Ninety-nine percent of jobs created in the post-recession are going to those with at least some college education, according to a new study from the Georgetown University Center on Education and the Workforce.
Of the 11.6 million jobs created since the recession ended in 2010, 11.5 million went to workers who continued their education beyond high school. Of those, 8.4 million went to people who had earned bachelor's degrees or higher. Only 80,000 of the post-recession jobs went to people whose highest level of education was a high school diploma.
The study, "America's Divided Recovery: College Haves and Have-Nots," released June 30 underscores the importance of a college education to thrive in the 21st century economy.
For the first time, college graduates make up a larger share of the workforce than workers with a high school diploma or less. Workers with at least some postsecondary education now make up 65 percent of the total employment.
“Today’s labor market is demanding a more skilled workforce,” said Lakeland Community College President Morris W. Beverage, Jr.
Occupational and industry shifts have been major drivers of change in the labor market. The recovery added primarily managerial and professional jobs in industries such as health care, business, financial, education and government services. The health care industry has had the largest growth since December 2007, adding 2.2 million jobs.
“Health care is one of the fastest growing industries in Northeast Ohio,” said President Beverage. “Lakeland is training more nurses and health care professionals for these high-paying jobs of the future.”
To keep up with rising demand, Lakeland is expanding its health building and adding nine new health programs in the next five years, including polysomnography, dental assistant, occupational therapy assisting, and physical therapy assisting.

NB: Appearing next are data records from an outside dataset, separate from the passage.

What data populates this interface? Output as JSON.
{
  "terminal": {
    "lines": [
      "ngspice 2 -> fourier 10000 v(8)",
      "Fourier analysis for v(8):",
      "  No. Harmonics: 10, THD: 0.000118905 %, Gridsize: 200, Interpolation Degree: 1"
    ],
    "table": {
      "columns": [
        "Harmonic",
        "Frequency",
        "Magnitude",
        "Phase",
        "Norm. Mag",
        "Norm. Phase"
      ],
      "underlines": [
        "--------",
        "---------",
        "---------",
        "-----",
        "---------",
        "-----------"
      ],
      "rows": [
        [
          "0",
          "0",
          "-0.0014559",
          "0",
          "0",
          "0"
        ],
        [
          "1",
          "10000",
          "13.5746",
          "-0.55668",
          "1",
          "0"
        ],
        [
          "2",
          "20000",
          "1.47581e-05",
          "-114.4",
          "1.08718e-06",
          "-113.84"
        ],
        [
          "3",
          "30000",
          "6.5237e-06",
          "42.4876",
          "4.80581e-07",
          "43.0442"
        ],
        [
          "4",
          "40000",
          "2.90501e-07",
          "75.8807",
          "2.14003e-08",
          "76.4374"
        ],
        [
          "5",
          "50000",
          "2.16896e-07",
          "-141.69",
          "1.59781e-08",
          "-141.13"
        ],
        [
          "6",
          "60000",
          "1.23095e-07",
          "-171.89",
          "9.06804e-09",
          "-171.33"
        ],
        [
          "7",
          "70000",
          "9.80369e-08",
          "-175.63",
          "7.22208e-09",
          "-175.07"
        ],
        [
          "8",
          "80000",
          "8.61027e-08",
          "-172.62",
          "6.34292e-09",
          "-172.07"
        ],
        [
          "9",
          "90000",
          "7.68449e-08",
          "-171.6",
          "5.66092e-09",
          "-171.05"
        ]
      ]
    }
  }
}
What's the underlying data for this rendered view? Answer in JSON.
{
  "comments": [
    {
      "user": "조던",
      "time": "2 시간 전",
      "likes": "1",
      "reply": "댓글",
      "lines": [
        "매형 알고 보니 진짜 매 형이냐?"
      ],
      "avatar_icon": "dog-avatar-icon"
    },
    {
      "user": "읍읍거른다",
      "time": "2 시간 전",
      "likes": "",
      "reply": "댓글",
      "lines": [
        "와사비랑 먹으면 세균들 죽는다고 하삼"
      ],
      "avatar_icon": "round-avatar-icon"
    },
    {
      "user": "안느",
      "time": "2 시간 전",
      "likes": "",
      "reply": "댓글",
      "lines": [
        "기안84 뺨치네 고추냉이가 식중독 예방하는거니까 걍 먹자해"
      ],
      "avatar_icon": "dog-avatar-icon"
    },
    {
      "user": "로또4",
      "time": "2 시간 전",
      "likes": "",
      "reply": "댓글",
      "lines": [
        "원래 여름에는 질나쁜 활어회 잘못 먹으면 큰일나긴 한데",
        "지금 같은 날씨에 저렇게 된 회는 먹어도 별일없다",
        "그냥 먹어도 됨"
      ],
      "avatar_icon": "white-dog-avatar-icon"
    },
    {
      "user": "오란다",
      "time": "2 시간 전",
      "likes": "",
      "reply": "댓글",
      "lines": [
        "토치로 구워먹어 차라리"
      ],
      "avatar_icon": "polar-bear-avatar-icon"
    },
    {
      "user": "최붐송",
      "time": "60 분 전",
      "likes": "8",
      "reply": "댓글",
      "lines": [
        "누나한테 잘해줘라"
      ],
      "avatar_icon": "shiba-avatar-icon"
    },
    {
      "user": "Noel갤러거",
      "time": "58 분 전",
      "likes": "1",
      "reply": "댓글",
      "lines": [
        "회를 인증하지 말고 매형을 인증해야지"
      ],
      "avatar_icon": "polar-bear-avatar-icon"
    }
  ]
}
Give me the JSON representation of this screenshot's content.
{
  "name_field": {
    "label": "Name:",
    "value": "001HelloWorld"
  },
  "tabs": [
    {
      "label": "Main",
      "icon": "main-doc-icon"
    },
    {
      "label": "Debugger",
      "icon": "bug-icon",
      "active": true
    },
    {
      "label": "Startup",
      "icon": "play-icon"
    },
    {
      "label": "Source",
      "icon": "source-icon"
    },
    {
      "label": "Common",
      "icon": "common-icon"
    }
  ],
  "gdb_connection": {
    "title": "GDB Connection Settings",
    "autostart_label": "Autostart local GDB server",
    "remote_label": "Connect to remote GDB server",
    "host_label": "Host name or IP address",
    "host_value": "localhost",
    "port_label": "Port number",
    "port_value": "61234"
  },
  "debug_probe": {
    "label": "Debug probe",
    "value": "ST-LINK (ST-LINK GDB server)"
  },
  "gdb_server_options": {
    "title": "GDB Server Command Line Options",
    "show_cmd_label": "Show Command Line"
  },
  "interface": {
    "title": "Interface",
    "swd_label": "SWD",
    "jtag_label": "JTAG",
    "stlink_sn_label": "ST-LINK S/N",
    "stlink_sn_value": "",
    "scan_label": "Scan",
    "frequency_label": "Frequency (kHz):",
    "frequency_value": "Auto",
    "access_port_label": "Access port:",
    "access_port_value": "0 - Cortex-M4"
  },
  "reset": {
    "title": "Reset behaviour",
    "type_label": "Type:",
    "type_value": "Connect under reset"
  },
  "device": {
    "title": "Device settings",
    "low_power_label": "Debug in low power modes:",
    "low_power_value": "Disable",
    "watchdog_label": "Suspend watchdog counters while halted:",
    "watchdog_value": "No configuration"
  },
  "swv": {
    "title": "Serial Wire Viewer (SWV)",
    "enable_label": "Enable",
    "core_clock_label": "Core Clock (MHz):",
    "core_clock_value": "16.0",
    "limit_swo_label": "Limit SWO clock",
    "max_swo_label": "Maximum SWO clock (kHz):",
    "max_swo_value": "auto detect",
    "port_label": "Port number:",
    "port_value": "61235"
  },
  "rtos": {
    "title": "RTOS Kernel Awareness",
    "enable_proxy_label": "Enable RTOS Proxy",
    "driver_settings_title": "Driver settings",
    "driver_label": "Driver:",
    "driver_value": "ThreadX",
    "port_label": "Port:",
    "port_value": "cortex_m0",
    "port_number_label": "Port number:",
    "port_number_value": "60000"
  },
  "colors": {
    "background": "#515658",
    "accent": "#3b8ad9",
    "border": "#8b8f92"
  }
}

The study finds a widening divide between the “college haves” and the “college have-nots” which will have an impact on the socioeconomic makeup of America.
“There are vastly different economic realities for those with and without a college education,” said Beverage. “Those with less education have fewer pathways to the middle class.”
According to the report, these recent economic trends have made it clearer than ever that a college degree continues to be the most important economic asset for those who want to succeed in the labor market.
The Georgetown University Center on Education and the Workforce is an independent, nonprofit research and policy institute that studies the link between individual goals, education and training curricula, and career pathways.